-- To do --
The answer should be one number, the count of lines in the data with "members".

-- Materials provided --
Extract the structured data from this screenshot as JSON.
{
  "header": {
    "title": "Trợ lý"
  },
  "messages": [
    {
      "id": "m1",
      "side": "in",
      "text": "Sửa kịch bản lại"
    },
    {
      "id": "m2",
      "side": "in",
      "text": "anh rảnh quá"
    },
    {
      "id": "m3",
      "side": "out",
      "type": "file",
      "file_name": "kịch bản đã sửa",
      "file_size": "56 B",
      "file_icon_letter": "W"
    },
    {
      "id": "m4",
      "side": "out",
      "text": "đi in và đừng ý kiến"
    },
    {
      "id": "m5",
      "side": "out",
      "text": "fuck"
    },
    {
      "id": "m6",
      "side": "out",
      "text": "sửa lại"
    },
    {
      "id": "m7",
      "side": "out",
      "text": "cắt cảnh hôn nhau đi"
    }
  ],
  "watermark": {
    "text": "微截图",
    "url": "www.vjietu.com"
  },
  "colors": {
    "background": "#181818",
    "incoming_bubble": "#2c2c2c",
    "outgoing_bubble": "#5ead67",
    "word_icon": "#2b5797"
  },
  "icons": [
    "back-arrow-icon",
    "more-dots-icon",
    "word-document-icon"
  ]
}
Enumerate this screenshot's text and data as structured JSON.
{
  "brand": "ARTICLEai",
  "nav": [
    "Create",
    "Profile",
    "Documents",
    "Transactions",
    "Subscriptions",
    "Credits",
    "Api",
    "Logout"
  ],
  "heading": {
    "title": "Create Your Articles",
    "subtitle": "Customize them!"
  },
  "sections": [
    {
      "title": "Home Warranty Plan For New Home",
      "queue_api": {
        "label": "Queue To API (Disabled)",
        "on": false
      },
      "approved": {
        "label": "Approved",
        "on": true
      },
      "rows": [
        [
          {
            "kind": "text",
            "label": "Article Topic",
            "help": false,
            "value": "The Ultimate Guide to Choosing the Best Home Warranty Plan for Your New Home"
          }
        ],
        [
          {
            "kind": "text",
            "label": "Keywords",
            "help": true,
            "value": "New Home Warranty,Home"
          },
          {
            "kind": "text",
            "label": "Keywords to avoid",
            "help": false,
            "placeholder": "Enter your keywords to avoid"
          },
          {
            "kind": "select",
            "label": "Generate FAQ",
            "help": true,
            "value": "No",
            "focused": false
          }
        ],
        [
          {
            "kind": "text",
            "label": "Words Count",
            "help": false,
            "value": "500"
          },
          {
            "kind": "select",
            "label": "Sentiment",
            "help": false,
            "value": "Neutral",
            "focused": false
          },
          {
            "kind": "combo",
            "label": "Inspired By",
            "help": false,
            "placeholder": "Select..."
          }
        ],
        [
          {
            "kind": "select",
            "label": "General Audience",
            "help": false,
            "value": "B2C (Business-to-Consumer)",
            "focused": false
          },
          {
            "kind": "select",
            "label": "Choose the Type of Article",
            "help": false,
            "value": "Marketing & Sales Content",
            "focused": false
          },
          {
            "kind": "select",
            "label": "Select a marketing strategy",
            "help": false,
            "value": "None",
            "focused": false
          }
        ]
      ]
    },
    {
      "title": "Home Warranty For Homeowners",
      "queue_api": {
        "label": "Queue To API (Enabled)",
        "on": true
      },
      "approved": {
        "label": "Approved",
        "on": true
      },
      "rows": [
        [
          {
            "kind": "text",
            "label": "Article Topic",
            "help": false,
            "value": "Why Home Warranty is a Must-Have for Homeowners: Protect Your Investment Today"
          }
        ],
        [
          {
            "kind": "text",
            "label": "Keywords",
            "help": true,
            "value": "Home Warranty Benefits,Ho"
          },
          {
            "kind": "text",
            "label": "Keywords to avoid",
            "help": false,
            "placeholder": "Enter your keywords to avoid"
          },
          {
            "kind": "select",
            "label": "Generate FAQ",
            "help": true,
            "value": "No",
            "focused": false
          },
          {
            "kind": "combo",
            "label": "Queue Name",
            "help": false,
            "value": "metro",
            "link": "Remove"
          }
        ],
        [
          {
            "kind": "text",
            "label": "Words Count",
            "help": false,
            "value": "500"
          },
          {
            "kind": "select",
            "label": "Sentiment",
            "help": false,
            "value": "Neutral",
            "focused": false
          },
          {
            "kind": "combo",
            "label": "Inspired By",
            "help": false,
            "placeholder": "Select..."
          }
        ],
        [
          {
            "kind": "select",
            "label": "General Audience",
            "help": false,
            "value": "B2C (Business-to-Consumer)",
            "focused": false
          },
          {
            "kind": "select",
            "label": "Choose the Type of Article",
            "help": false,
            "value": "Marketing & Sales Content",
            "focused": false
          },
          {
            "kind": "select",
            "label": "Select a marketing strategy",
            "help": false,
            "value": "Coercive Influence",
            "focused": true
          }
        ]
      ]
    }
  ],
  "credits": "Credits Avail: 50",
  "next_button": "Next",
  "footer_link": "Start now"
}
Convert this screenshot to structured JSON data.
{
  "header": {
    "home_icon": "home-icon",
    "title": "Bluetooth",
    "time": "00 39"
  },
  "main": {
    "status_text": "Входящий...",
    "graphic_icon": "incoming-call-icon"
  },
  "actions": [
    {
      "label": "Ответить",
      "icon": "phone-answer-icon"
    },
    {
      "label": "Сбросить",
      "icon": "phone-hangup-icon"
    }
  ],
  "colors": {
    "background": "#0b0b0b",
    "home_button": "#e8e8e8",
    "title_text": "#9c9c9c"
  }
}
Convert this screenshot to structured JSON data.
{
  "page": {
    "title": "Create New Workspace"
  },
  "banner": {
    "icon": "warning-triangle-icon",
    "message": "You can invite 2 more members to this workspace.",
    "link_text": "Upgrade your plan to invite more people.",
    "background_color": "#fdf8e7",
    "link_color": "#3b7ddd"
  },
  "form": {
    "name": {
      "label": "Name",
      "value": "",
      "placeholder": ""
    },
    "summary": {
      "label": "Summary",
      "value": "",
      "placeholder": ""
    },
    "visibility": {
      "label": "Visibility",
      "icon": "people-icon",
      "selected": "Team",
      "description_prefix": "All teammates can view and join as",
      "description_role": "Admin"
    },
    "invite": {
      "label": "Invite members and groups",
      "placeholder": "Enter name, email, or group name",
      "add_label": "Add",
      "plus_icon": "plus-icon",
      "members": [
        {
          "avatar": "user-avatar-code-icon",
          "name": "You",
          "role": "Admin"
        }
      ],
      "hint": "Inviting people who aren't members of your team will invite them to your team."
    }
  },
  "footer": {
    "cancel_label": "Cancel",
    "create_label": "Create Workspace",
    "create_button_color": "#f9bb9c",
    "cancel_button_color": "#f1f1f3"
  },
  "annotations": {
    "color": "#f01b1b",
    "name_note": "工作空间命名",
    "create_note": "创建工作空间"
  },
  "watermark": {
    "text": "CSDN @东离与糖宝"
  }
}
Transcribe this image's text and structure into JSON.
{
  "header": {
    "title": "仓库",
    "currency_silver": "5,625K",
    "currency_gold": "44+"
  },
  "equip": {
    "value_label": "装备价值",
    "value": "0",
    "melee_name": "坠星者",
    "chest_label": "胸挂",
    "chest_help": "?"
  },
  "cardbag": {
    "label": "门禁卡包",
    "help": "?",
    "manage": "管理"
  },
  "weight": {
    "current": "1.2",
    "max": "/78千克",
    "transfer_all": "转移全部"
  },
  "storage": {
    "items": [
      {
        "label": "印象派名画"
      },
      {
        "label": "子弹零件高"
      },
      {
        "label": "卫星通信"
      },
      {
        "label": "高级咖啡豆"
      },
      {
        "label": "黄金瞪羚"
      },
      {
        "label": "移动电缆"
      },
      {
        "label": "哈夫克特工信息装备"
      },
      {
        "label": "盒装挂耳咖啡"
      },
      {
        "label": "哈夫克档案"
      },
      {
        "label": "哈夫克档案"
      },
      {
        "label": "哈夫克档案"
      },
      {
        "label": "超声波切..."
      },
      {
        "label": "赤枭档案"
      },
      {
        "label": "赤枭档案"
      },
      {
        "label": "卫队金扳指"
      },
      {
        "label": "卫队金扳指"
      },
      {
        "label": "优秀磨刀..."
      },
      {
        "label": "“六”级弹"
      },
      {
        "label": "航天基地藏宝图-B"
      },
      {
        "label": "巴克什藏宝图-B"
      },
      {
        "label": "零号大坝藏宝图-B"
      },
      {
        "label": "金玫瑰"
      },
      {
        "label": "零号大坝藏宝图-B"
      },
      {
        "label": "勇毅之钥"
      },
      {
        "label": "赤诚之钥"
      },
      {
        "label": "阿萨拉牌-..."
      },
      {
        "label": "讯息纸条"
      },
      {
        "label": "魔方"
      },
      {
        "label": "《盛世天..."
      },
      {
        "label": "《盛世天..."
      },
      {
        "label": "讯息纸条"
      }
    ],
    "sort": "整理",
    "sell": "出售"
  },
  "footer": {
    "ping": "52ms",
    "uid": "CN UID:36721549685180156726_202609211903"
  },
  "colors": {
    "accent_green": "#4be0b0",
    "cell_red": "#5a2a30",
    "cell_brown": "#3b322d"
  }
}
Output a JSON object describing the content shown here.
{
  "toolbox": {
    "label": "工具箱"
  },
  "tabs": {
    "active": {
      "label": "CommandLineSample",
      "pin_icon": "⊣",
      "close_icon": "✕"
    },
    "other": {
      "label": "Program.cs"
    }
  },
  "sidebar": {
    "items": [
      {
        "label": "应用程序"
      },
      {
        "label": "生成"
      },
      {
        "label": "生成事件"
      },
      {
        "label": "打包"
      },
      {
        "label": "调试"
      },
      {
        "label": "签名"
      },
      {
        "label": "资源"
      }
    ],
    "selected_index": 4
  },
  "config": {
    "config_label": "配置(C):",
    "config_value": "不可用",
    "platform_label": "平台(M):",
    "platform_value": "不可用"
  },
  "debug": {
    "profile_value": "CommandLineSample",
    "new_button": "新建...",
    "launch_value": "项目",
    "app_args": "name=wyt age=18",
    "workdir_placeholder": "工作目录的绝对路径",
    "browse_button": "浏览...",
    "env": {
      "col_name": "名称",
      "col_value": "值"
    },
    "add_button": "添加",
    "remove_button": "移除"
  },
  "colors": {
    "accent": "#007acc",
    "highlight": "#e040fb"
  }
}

-- Exercise output --
4